I also make breakfast and dinner everyday too, but for some reason, it’s the lunches that do me in. Maybe it’s the unrelenting, every day-ness of it…. At six a.m. as the coffee is brewing, I’ll carefully choose the roundest tomatoes and only the greenest parts of the arugula. I’ll add chicken and quinoa and toss it all together, just so. I’ll wrap up her favorite chocolate chip cookie and even sprinkle lemon juice on her freshly sliced apples so they don’t turn brown when she retrieves them from her lunch bag later in the day.
But by the time she’s home from school and unpacking her backpack, and with it, her lunch, the reviews come in. I’ll be making something for dinner when she’ll say some version of “The apple wasn’t crunchy enough.” or, “I told you I don’t like quinoa anymore.” Since it’s after five p.m, the wine I’m sipping helps ease the impulse to take the mostly empty lunch containers and throw them against the wall. “Can’t I just give you PB and J tomorrow?” I ask/sigh. “On gluten free bread?” she replies, “that would taste disgusting!” The disdain in her voice drips like the bottom of the leaky tea carafe she pulls from her backpack. The same one I handed her, warm with Earl Grey and the perfect amount of honey, as she headed for the bus that morning.
Of course, I could always quit. In fact, I’ve tried. There have been times when I tell her, plead really, that she is now in charge of her own meal plan. I remind her that she’s 16 years old. A junior in high school – she can do this! But instead, she’ll dig in her heels, narrow her eyes and enunciate clearly to ensure my understanding, “I can’t make my own lunch, Mom. I have no time! I go to school! I’m busy and work hard and it’s like you have no idea!”

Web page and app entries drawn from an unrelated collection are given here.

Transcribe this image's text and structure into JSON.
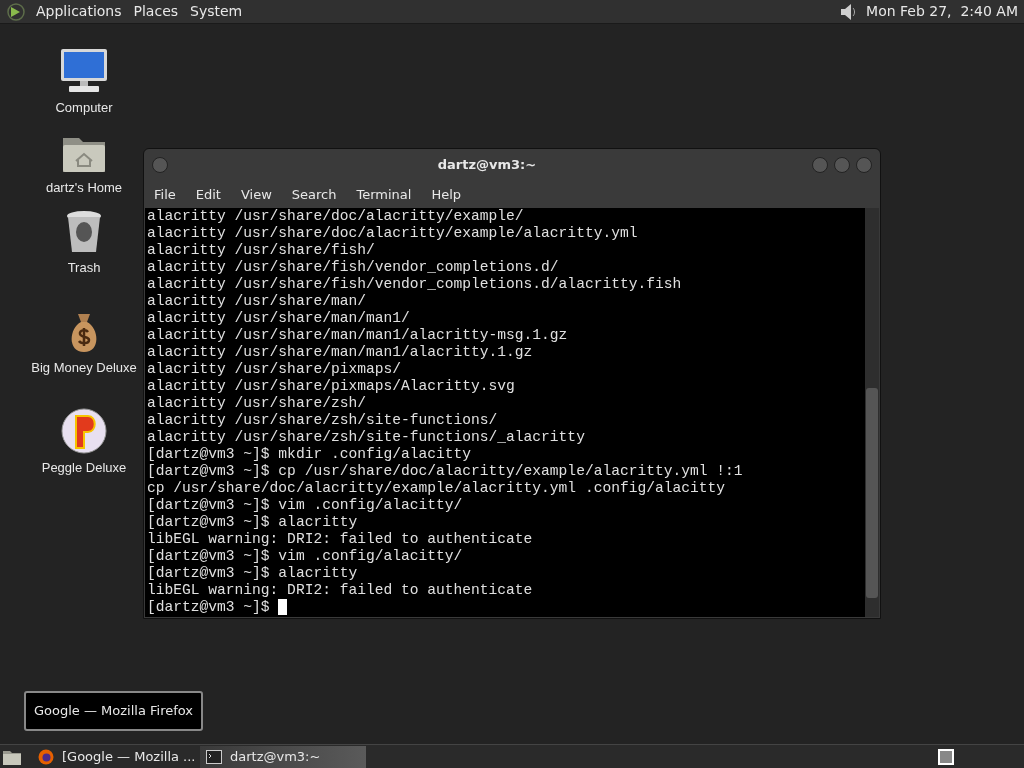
{
  "top_panel": {
    "menus": [
      "Applications",
      "Places",
      "System"
    ],
    "clock": "Mon Feb 27,  2:40 AM"
  },
  "desktop_icons": [
    {
      "label": "Computer",
      "kind": "computer"
    },
    {
      "label": "dartz's Home",
      "kind": "home"
    },
    {
      "label": "Trash",
      "kind": "trash"
    },
    {
      "label": "Big Money Deluxe",
      "kind": "moneybag"
    },
    {
      "label": "Peggle Deluxe",
      "kind": "peggle"
    }
  ],
  "terminal": {
    "title": "dartz@vm3:~",
    "menu": [
      "File",
      "Edit",
      "View",
      "Search",
      "Terminal",
      "Help"
    ],
    "lines": [
      "alacritty /usr/share/doc/alacritty/example/",
      "alacritty /usr/share/doc/alacritty/example/alacritty.yml",
      "alacritty /usr/share/fish/",
      "alacritty /usr/share/fish/vendor_completions.d/",
      "alacritty /usr/share/fish/vendor_completions.d/alacritty.fish",
      "alacritty /usr/share/man/",
      "alacritty /usr/share/man/man1/",
      "alacritty /usr/share/man/man1/alacritty-msg.1.gz",
      "alacritty /usr/share/man/man1/alacritty.1.gz",
      "alacritty /usr/share/pixmaps/",
      "alacritty /usr/share/pixmaps/Alacritty.svg",
      "alacritty /usr/share/zsh/",
      "alacritty /usr/share/zsh/site-functions/",
      "alacritty /usr/share/zsh/site-functions/_alacritty",
      "[dartz@vm3 ~]$ mkdir .config/alacitty",
      "[dartz@vm3 ~]$ cp /usr/share/doc/alacritty/example/alacritty.yml !:1",
      "cp /usr/share/doc/alacritty/example/alacritty.yml .config/alacitty",
      "[dartz@vm3 ~]$ vim .config/alacitty/",
      "[dartz@vm3 ~]$ alacritty",
      "libEGL warning: DRI2: failed to authenticate",
      "[dartz@vm3 ~]$ vim .config/alacitty/",
      "[dartz@vm3 ~]$ alacritty",
      "libEGL warning: DRI2: failed to authenticate",
      "[dartz@vm3 ~]$ "
    ]
  },
  "tooltip": "Google — Mozilla Firefox",
  "taskbar": [
    {
      "label": "[Google — Mozilla ...",
      "kind": "firefox",
      "selected": false
    },
    {
      "label": "dartz@vm3:~",
      "kind": "terminal",
      "selected": true
    }
  ]
}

“You have no idea how hard I work!” I say.
“At what?!” She demands to know.
“At life!” I scream back.
When she was in kindergarten, her teacher gave the class an assignment to draw what they thought their parents did while the kids were at school all day. While many of them drew their mommies and daddies at work or taking care of younger siblings, my daughter drew a picture of me napping. I got it framed.
At the time, our family make-up was very different – both dogs, the cat, two frogs, as well as my husband, were alive and well. Her perception that I did nothing but nap, while in fact both my husband and I worked full-time, amused me. And it made me happy that she didn’t notice how distracted I was by work…marriage… life! At five years old, she couldn’t imagine that I had a life outside of her care and well-being. Clearly, that hasn’t changed.
This many years later, as a widow and only parent, every responsibility falls to me and me alone. Not just the meals but the scheduling and schlepping, the constant doing of everything… plus the worry about my only child’s overall well-being – finishing high school, getting into college, falling in love, finding a career – hopeful that she will thrive in a world that especially now, seems crazy. It’s exhausting, yes, but I don’t have time to nap.
So even when she complains that the grapes were squishy, or the pesto pasta not warm enough, perhaps I should see the lunch bag as half full. My daughter doesn’t just want me to make her lunch, she needs me to. Somehow it translates to her feeling whole and safe and loved in our now small family of two. I guess I’ll keep at it.
Lunch recipes welcomed.
Melissa Gould lives in Los Angeles, CA with her teenage daughter and neurotic dog. She’s been writing about her young widow experience for The Los Angeles Times, The Washington Post, Kveller, The Huffington Post, Buzzfeed, and more. Find her @widowishwidow and www.wid